(Beginning of Data in this exercise)
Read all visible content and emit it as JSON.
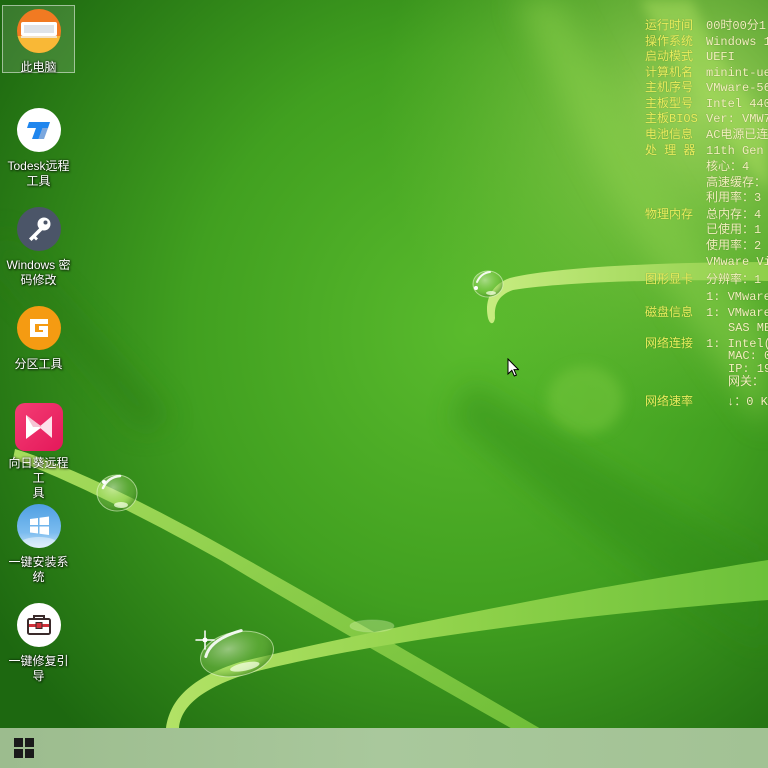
{
  "desktop": {
    "icons": [
      {
        "label": "此电脑",
        "icon": "this-pc-icon",
        "selected": true
      },
      {
        "label": "Todesk远程\n工具",
        "icon": "todesk-icon"
      },
      {
        "label": "Windows 密\n码修改",
        "icon": "key-icon"
      },
      {
        "label": "分区工具",
        "icon": "partition-tool-icon"
      },
      {
        "label": "向日葵远程工\n具",
        "icon": "sunlogin-icon"
      },
      {
        "label": "一键安装系统",
        "icon": "windows-install-icon"
      },
      {
        "label": "一键修复引导",
        "icon": "toolbox-icon"
      }
    ]
  },
  "system_info": {
    "uptime": {
      "label": "运行时间",
      "value": "00时00分1"
    },
    "os": {
      "label": "操作系统",
      "value": "Windows 1"
    },
    "boot_mode": {
      "label": "启动模式",
      "value": "UEFI"
    },
    "computer_name": {
      "label": "计算机名",
      "value": "minint-ue"
    },
    "host_serial": {
      "label": "主机序号",
      "value": "VMware-56"
    },
    "board_model": {
      "label": "主板型号",
      "value": "Intel 440"
    },
    "board_bios": {
      "label": "主板BIOS",
      "value": "Ver: VMW7"
    },
    "battery": {
      "label": "电池信息",
      "value": "AC电源已连"
    },
    "cpu": {
      "label": "处 理 器",
      "model": "11th Gen",
      "cores": "核心：4",
      "cache": "高速缓存：",
      "usage": "利用率：3"
    },
    "memory": {
      "label": "物理内存",
      "total": "总内存：4",
      "used": "已使用：1",
      "usage": "使用率：2",
      "module": "VMware Vi"
    },
    "graphics": {
      "label": "图形显卡",
      "resolution": "分辨率：1",
      "adapter": "1: VMware"
    },
    "disk": {
      "label": "磁盘信息",
      "drive": "1: VMware",
      "bus": "SAS ME"
    },
    "network": {
      "label": "网络连接",
      "adapter": "1: Intel(",
      "mac": "MAC: 0",
      "ip": "IP: 19",
      "gateway": "网关："
    },
    "net_speed": {
      "label": "网络速率",
      "value": "↓：0 K"
    }
  },
  "taskbar": {
    "start_button_icon": "windows-logo-icon"
  },
  "cursor": {
    "icon": "mouse-pointer-icon"
  },
  "colors": {
    "info_label": "#e9ef5d",
    "info_value": "#f3f1bd",
    "taskbar": "#a5c498"
  }
}
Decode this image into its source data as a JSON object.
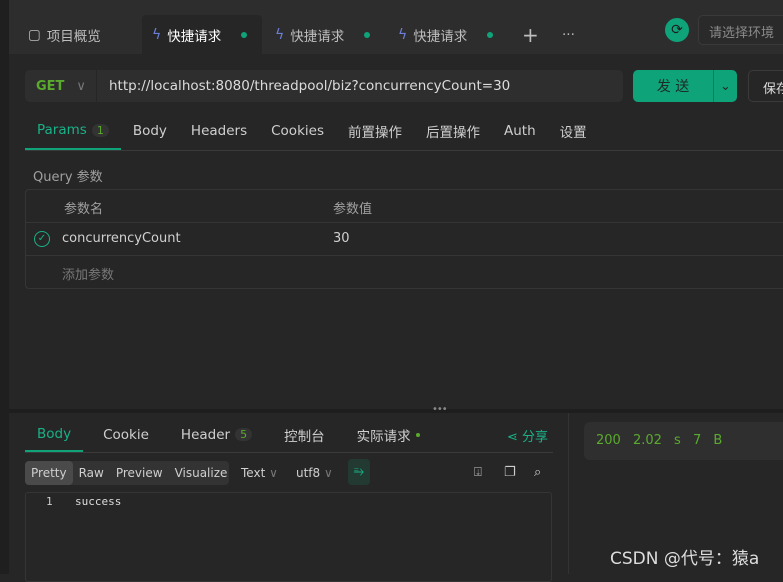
{
  "tabs": [
    {
      "label": "项目概览",
      "icon": "layout-icon"
    },
    {
      "label": "快捷请求",
      "icon": "bolt-icon",
      "active": true
    },
    {
      "label": "快捷请求",
      "icon": "bolt-icon"
    },
    {
      "label": "快捷请求",
      "icon": "bolt-icon"
    }
  ],
  "tab_add": "+",
  "tab_more": "···",
  "env_placeholder": "请选择环境",
  "request": {
    "method": "GET",
    "url": "http://localhost:8080/threadpool/biz?concurrencyCount=30",
    "send": "发 送",
    "save": "保存"
  },
  "req_tabs": [
    {
      "label": "Params",
      "badge": "1"
    },
    {
      "label": "Body"
    },
    {
      "label": "Headers"
    },
    {
      "label": "Cookies"
    },
    {
      "label": "前置操作"
    },
    {
      "label": "后置操作"
    },
    {
      "label": "Auth"
    },
    {
      "label": "设置"
    }
  ],
  "query": {
    "label": "Query 参数",
    "headers": [
      "参数名",
      "参数值"
    ],
    "rows": [
      {
        "name": "concurrencyCount",
        "value": "30",
        "enabled": true
      }
    ],
    "add": "添加参数"
  },
  "resp_tabs": [
    {
      "label": "Body"
    },
    {
      "label": "Cookie"
    },
    {
      "label": "Header",
      "badge": "5"
    },
    {
      "label": "控制台"
    },
    {
      "label": "实际请求"
    }
  ],
  "share": "分享",
  "formats": [
    "Pretty",
    "Raw",
    "Preview",
    "Visualize"
  ],
  "type_select": "Text",
  "encoding_select": "utf8",
  "body": {
    "line": "1",
    "text": "success"
  },
  "status": {
    "code": "200",
    "time": "2.02 s",
    "size": "7 B"
  },
  "watermark": "CSDN @代号：猿a",
  "colors": {
    "accent": "#0fa37a",
    "method": "#5aaa2e"
  }
}
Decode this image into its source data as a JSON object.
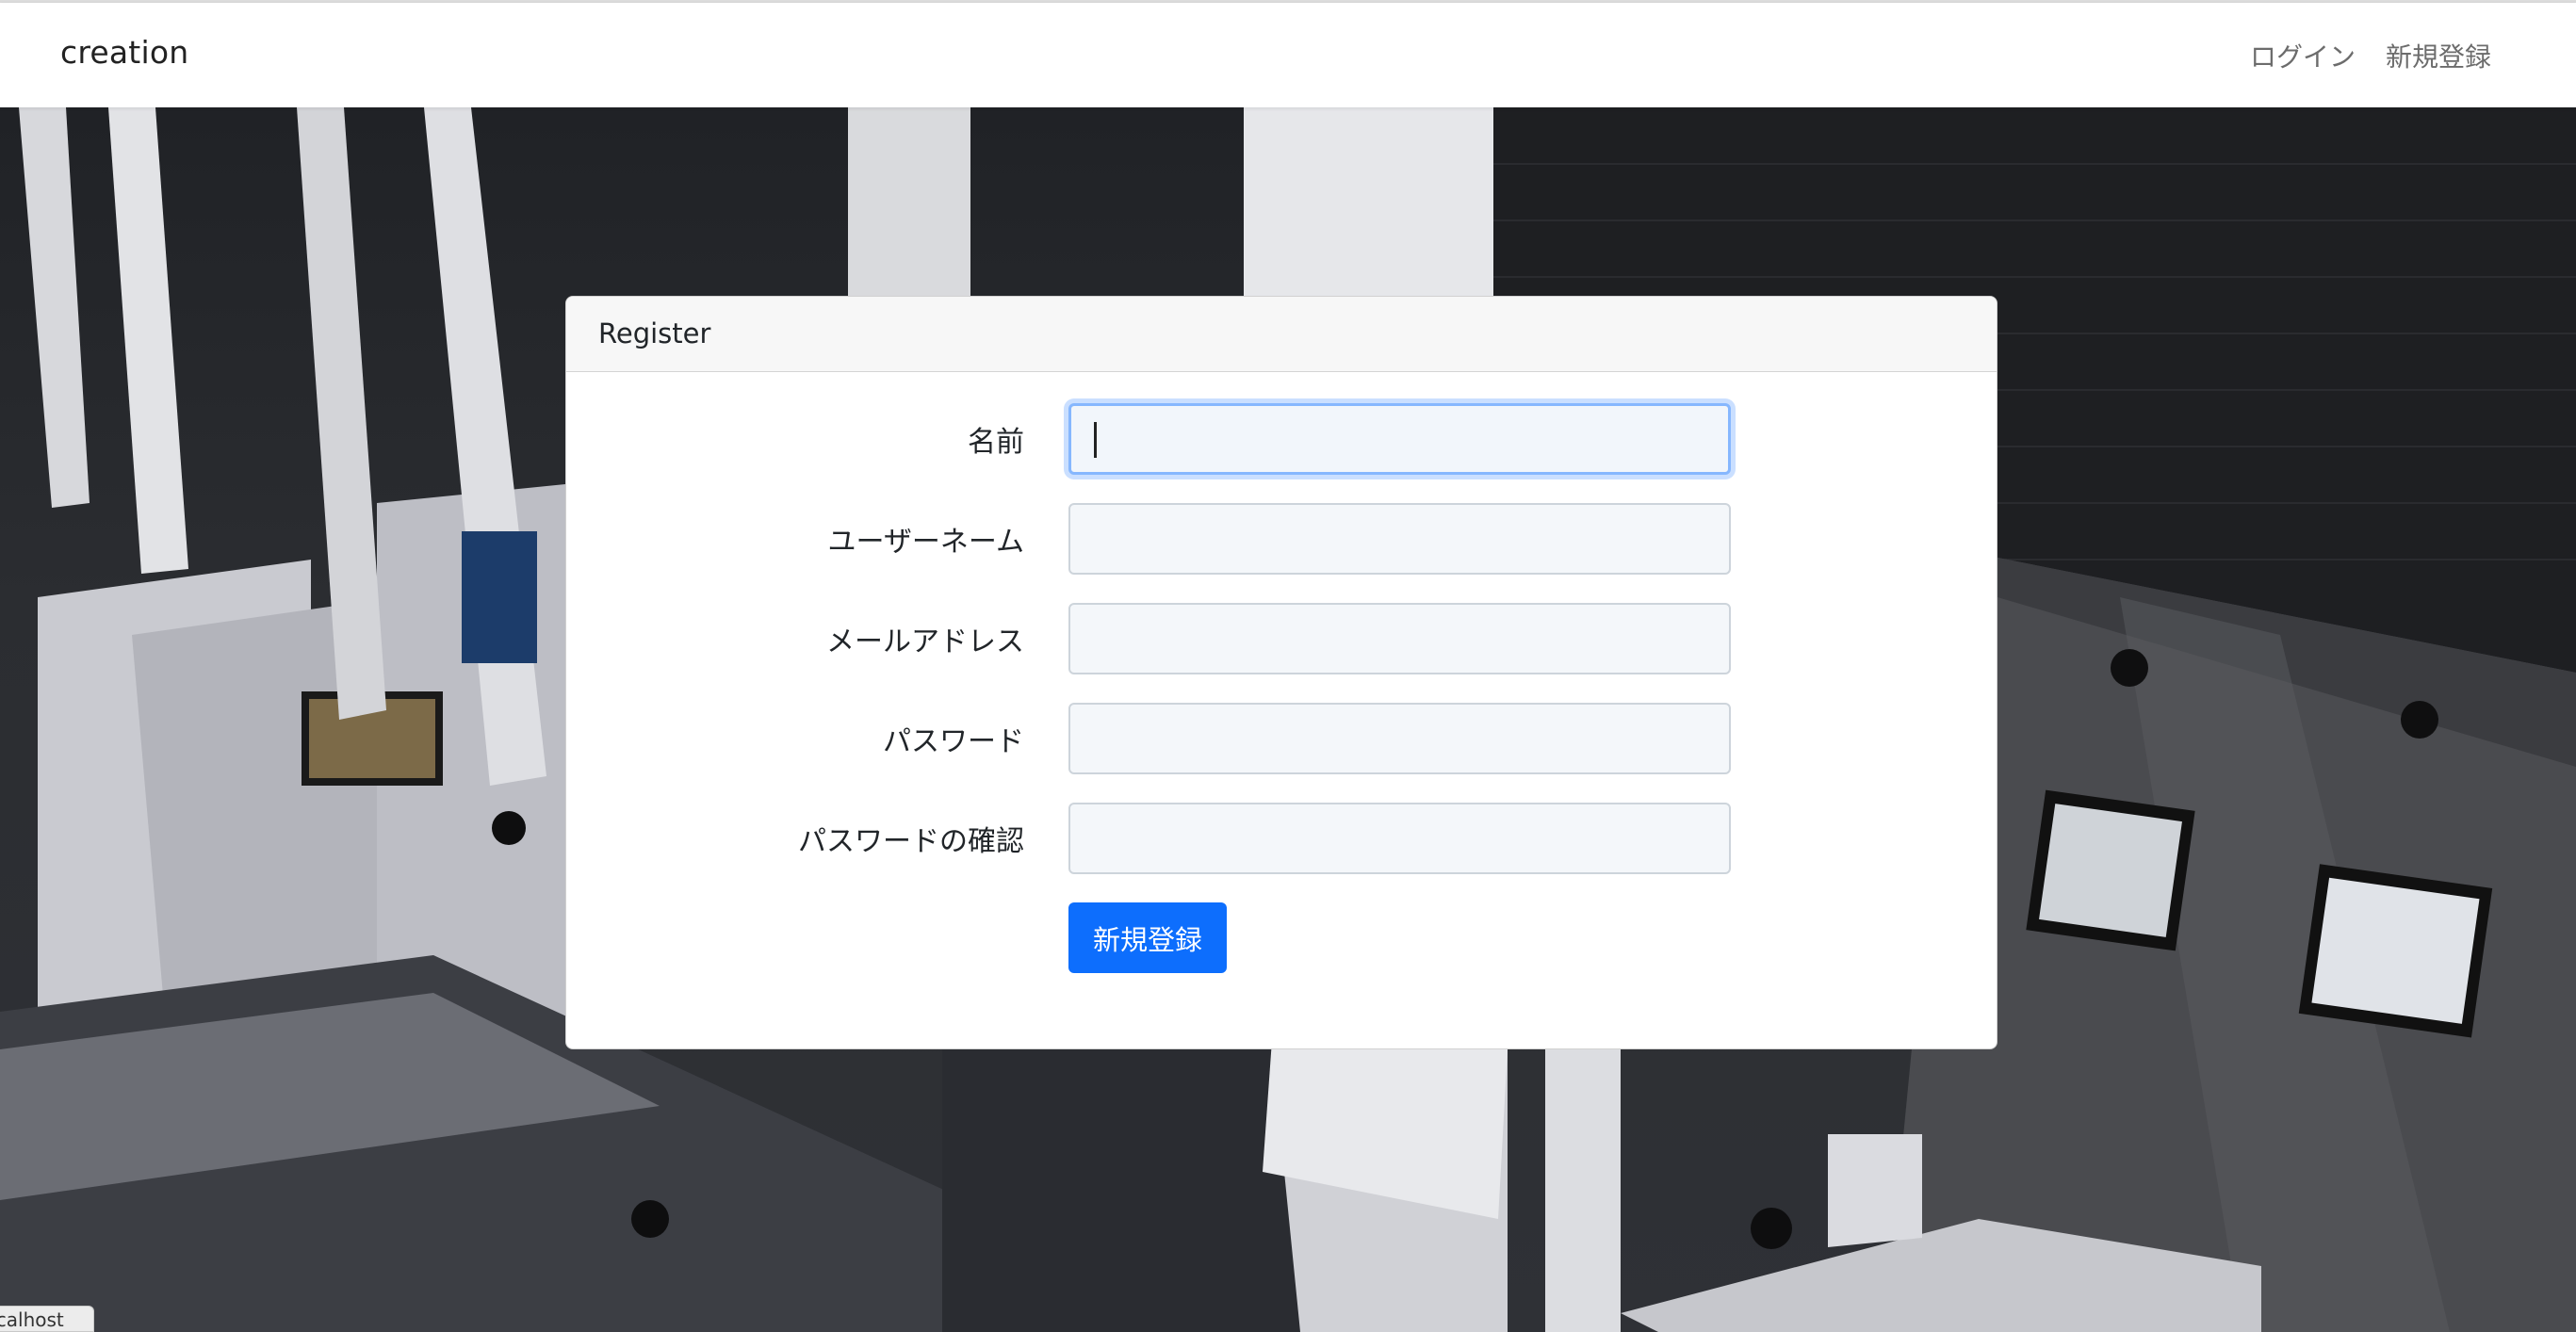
{
  "navbar": {
    "brand": "creation",
    "links": [
      "ログイン",
      "新規登録"
    ]
  },
  "form": {
    "header": "Register",
    "fields": [
      {
        "label": "名前",
        "value": ""
      },
      {
        "label": "ユーザーネーム",
        "value": ""
      },
      {
        "label": "メールアドレス",
        "value": ""
      },
      {
        "label": "パスワード",
        "value": ""
      },
      {
        "label": "パスワードの確認",
        "value": ""
      }
    ],
    "submit_label": "新規登録"
  },
  "status_bar": {
    "url": "localhost"
  },
  "colors": {
    "primary": "#0d6efd",
    "focus_ring": "#86b7fe",
    "input_bg": "#f4f7fa"
  }
}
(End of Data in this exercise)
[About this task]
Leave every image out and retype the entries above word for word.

[Response box]
Read all visible content and emit it as JSON.
{
  "desktop": {
    "icons": [
      {
        "label": "此电脑",
        "icon": "this-pc-icon",
        "selected": true
      },
      {
        "label": "Todesk远程\n工具",
        "icon": "todesk-icon"
      },
      {
        "label": "Windows 密\n码修改",
        "icon": "key-icon"
      },
      {
        "label": "分区工具",
        "icon": "partition-tool-icon"
      },
      {
        "label": "向日葵远程工\n具",
        "icon": "sunlogin-icon"
      },
      {
        "label": "一键安装系统",
        "icon": "windows-install-icon"
      },
      {
        "label": "一键修复引导",
        "icon": "toolbox-icon"
      }
    ]
  },
  "system_info": {
    "uptime": {
      "label": "运行时间",
      "value": "00时00分1"
    },
    "os": {
      "label": "操作系统",
      "value": "Windows 1"
    },
    "boot_mode": {
      "label": "启动模式",
      "value": "UEFI"
    },
    "computer_name": {
      "label": "计算机名",
      "value": "minint-ue"
    },
    "host_serial": {
      "label": "主机序号",
      "value": "VMware-56"
    },
    "board_model": {
      "label": "主板型号",
      "value": "Intel 440"
    },
    "board_bios": {
      "label": "主板BIOS",
      "value": "Ver: VMW7"
    },
    "battery": {
      "label": "电池信息",
      "value": "AC电源已连"
    },
    "cpu": {
      "label": "处 理 器",
      "model": "11th Gen",
      "cores": "核心：4",
      "cache": "高速缓存：",
      "usage": "利用率：3"
    },
    "memory": {
      "label": "物理内存",
      "total": "总内存：4",
      "used": "已使用：1",
      "usage": "使用率：2",
      "module": "VMware Vi"
    },
    "graphics": {
      "label": "图形显卡",
      "resolution": "分辨率：1",
      "adapter": "1: VMware"
    },
    "disk": {
      "label": "磁盘信息",
      "drive": "1: VMware",
      "bus": "SAS ME"
    },
    "network": {
      "label": "网络连接",
      "adapter": "1: Intel(",
      "mac": "MAC: 0",
      "ip": "IP: 19",
      "gateway": "网关："
    },
    "net_speed": {
      "label": "网络速率",
      "value": "↓：0 K"
    }
  },
  "taskbar": {
    "start_button_icon": "windows-logo-icon"
  },
  "cursor": {
    "icon": "mouse-pointer-icon"
  },
  "colors": {
    "info_label": "#e9ef5d",
    "info_value": "#f3f1bd",
    "taskbar": "#a5c498"
  }
}
Decode this image into its source data as a JSON object.
{
  "tabs": [
    {
      "label": "项目概览",
      "icon": "layout-icon"
    },
    {
      "label": "快捷请求",
      "icon": "bolt-icon",
      "active": true
    },
    {
      "label": "快捷请求",
      "icon": "bolt-icon"
    },
    {
      "label": "快捷请求",
      "icon": "bolt-icon"
    }
  ],
  "tab_add": "+",
  "tab_more": "···",
  "env_placeholder": "请选择环境",
  "request": {
    "method": "GET",
    "url": "http://localhost:8080/threadpool/biz?concurrencyCount=30",
    "send": "发 送",
    "save": "保存"
  },
  "req_tabs": [
    {
      "label": "Params",
      "badge": "1"
    },
    {
      "label": "Body"
    },
    {
      "label": "Headers"
    },
    {
      "label": "Cookies"
    },
    {
      "label": "前置操作"
    },
    {
      "label": "后置操作"
    },
    {
      "label": "Auth"
    },
    {
      "label": "设置"
    }
  ],
  "query": {
    "label": "Query 参数",
    "headers": [
      "参数名",
      "参数值"
    ],
    "rows": [
      {
        "name": "concurrencyCount",
        "value": "30",
        "enabled": true
      }
    ],
    "add": "添加参数"
  },
  "resp_tabs": [
    {
      "label": "Body"
    },
    {
      "label": "Cookie"
    },
    {
      "label": "Header",
      "badge": "5"
    },
    {
      "label": "控制台"
    },
    {
      "label": "实际请求"
    }
  ],
  "share": "分享",
  "formats": [
    "Pretty",
    "Raw",
    "Preview",
    "Visualize"
  ],
  "type_select": "Text",
  "encoding_select": "utf8",
  "body": {
    "line": "1",
    "text": "success"
  },
  "status": {
    "code": "200",
    "time": "2.02 s",
    "size": "7 B"
  },
  "watermark": "CSDN @代号：猿a",
  "colors": {
    "accent": "#0fa37a",
    "method": "#5aaa2e"
  }
}
Decode this image into its source data as a JSON object.
{
  "navbar": {
    "brand": "creation",
    "links": [
      "ログイン",
      "新規登録"
    ]
  },
  "form": {
    "header": "Register",
    "fields": [
      {
        "label": "名前",
        "value": ""
      },
      {
        "label": "ユーザーネーム",
        "value": ""
      },
      {
        "label": "メールアドレス",
        "value": ""
      },
      {
        "label": "パスワード",
        "value": ""
      },
      {
        "label": "パスワードの確認",
        "value": ""
      }
    ],
    "submit_label": "新規登録"
  },
  "status_bar": {
    "url": "localhost"
  },
  "colors": {
    "primary": "#0d6efd",
    "focus_ring": "#86b7fe",
    "input_bg": "#f4f7fa"
  }
}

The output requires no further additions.